Court of Appeal sets out test for whether defendant has assets for a freezing order application and considers the impact of delay in applying
The judge at first instance refused to grant worldwide freezing orders in favour of the applicants (based in the UAE and Georgia) against the respondents (LLPs registered in England and Wales and owned by a Georgian national) in support of proceedings taking place overseas. Her decision was in part based on A v C  1 QB 956, which is authority for the proposition that a claimant will only be entitled to a freezing order if the defendant has assets which will be caught by the order; the Court will not make an order which is futile. She was not satisfied that there were substantial assets held by the respondents anywhere in the world. She also held that there had been considerable delay in bringing the application, and therefore the defendant would have had ample opportunity to dissipate assets during that time had he been so inclined, and so the risk of dissipation could not be proven. The Court of Appeal has now allowed an appeal from that decision and held as follows:
1. The test for showing that a respondent has assets which will be caught by the order was not merely that the defendant is wealthy and therefore must have assets somewhere.
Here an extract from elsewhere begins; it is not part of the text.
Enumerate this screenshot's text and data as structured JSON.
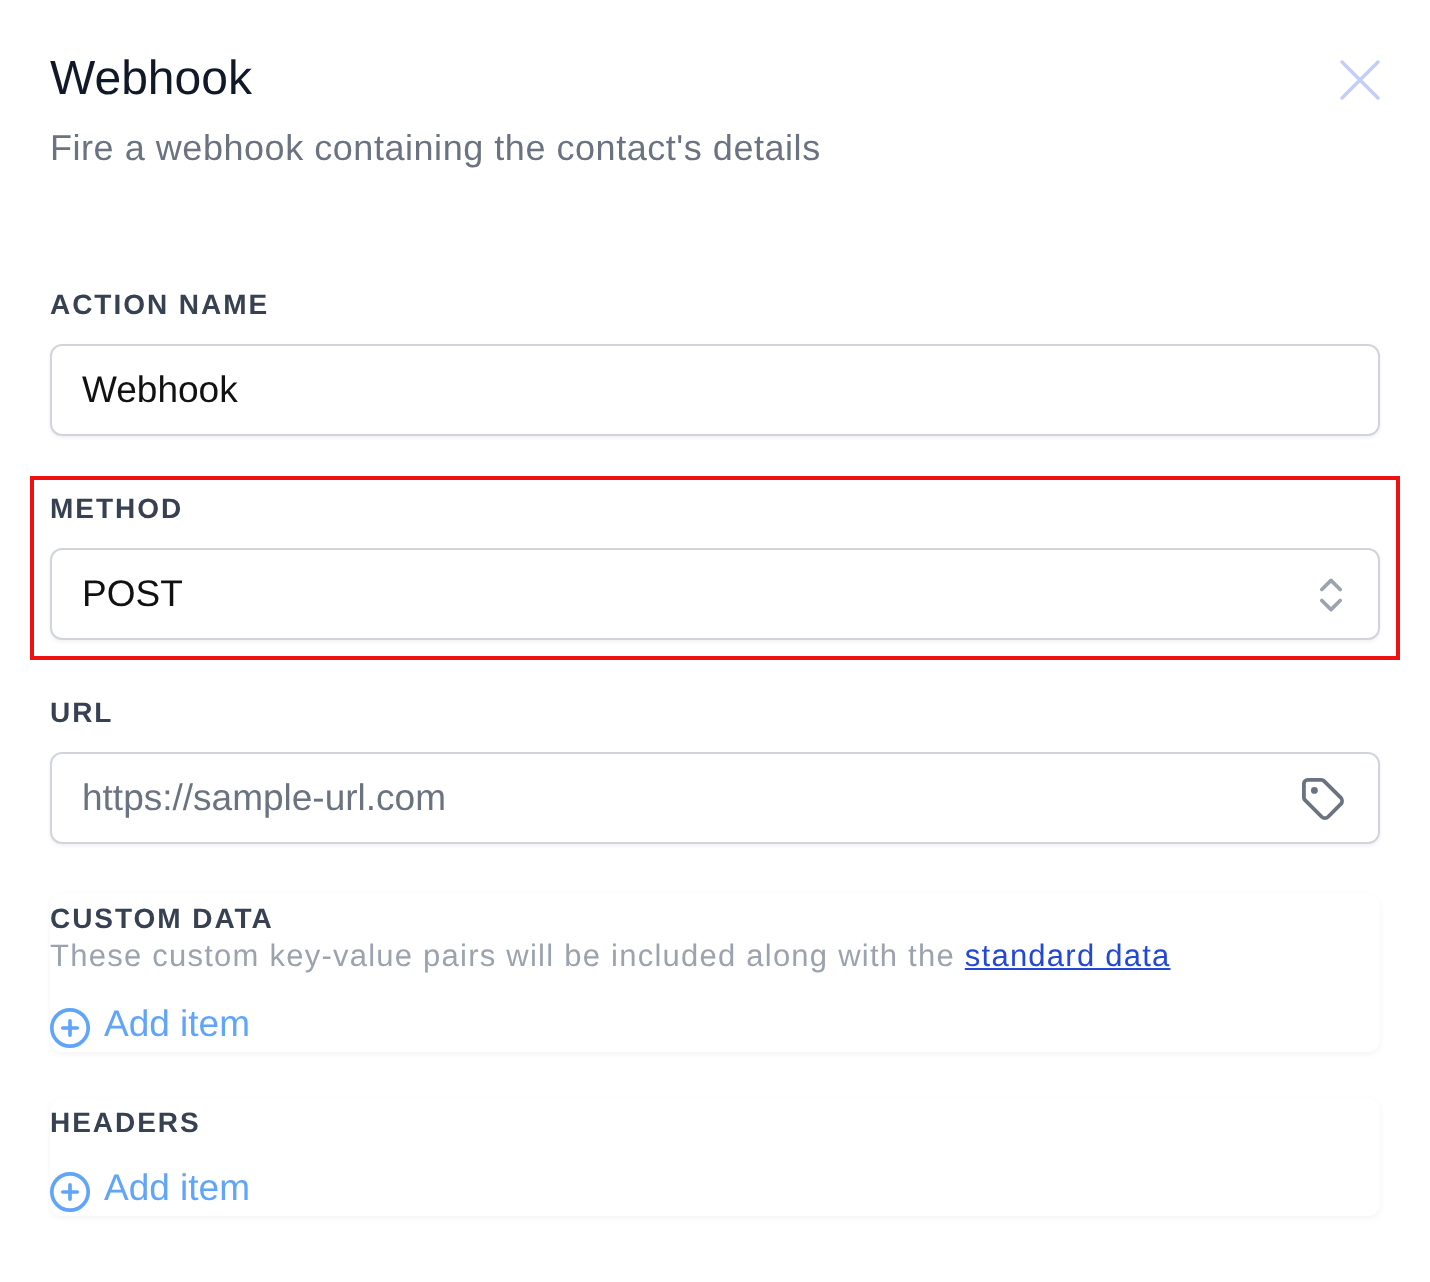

Instead, the correct test is that there are “grounds for belief” that the respondent has (or is likely to have) assets: “That is not an excessive burden but if an order is sought against numerous companies or LLPs and those companies and LLPs can show that there is no money in their accounts and the claimant cannot show that the account has been recently active, it may well be right to refuse relief” (paragraph 39).
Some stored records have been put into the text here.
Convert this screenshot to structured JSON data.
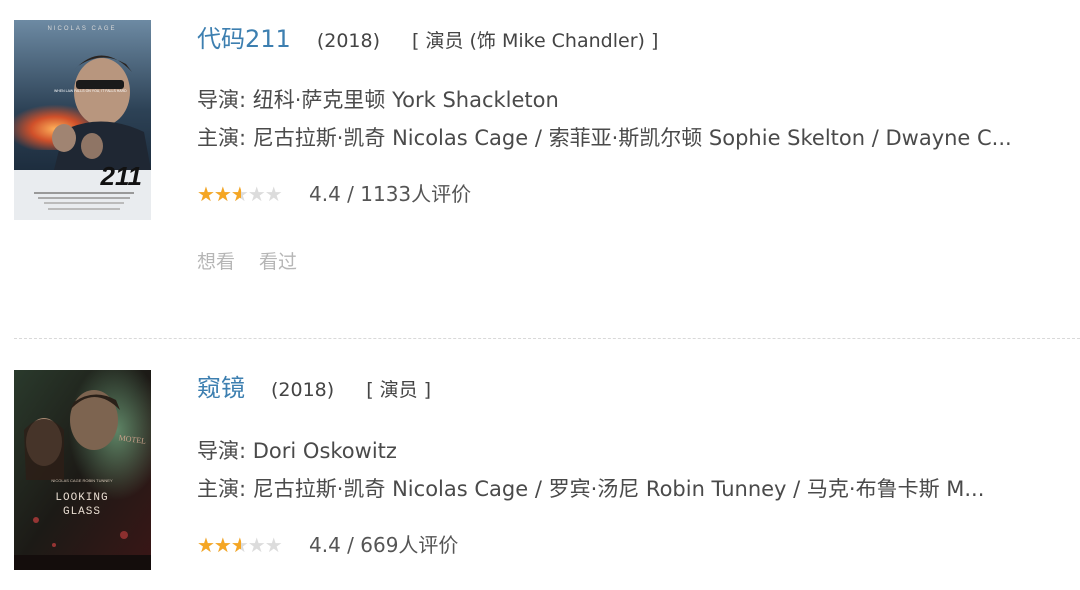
{
  "movies": [
    {
      "title": "代码211",
      "year": "(2018)",
      "role": "[ 演员 (饰 Mike Chandler) ]",
      "director": "导演: 纽科·萨克里顿 York Shackleton",
      "cast": "主演: 尼古拉斯·凯奇 Nicolas Cage / 索菲亚·斯凯尔顿 Sophie Skelton / Dwayne C...",
      "rating_text": "4.4 / 1133人评价",
      "rating_stars": 2.2,
      "actions": {
        "want": "想看",
        "seen": "看过"
      },
      "poster": {
        "top_text": "NICOLAS CAGE",
        "big_text": "211",
        "tagline": "WHEN LAW FALLS ON YOU, IT FALLS HARD"
      }
    },
    {
      "title": "窥镜",
      "year": "(2018)",
      "role": "[ 演员 ]",
      "director": "导演: Dori Oskowitz",
      "cast": "主演: 尼古拉斯·凯奇 Nicolas Cage / 罗宾·汤尼 Robin Tunney / 马克·布鲁卡斯 M...",
      "rating_text": "4.4 / 669人评价",
      "rating_stars": 2.2,
      "poster": {
        "top_text": "NICOLAS CAGE  ROBIN TUNNEY",
        "big_text_1": "LOOKING",
        "big_text_2": "GLASS",
        "sign_text": "MOTEL"
      }
    }
  ],
  "colors": {
    "link": "#3d7fb0",
    "star": "#f5a623",
    "star_empty": "#dcdcdc"
  }
}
2. Whilst a failure to obey court orders might invite adverse inferences to be drawn, “it does not follow that compliance with a court order will negative a risk of dissipation if that risk has already been found to exist” (paragraph 54). On the issue of delay, the Court of Appeal found that the delay in making the application had not been as long as the judge had found (it was in fact only about a month). That was far shorter than the delay of several years in the case of Anglo-Financial SA v Goldberg  EWHC 3192, on which the judge had relied to find that delay had negatived the risk of dissipation. The Court of Appeal noted that delay usually gives rise to two arguments:
(a) An applicant does not genuinely believe there is any risk of dissipation. The Court of Appeal said that that argument is open to the objection that it is the fact of the risk that matters, not whether the claimant believes in it; and
(b) A defendant who is prone to dissipate will have already done so by the time the court is asked to intervene. The Court of Appeal commented that this “argument assumes that a defendant is already of dubious probity and it is a curious principle that would allow such a defendant to rely on his own dubious probity to avoid an order being made against him” (paragraph 55).
The Court of Appeal found no reason on the facts to counter the finding of a risk of dissipation because of delay.
Prior case law has tended to take delay into account as a factor (depending on all the circumstances of the case), but usually for the reasons cited above which the Court of Appeal appears to have generally discounted. However, the Court of Appeal did not go so far as to hold that Anglo-Financial SA v Goldberg was wrongly decided: instead, it appears to have distinguished this case on the basis of the length of the delay.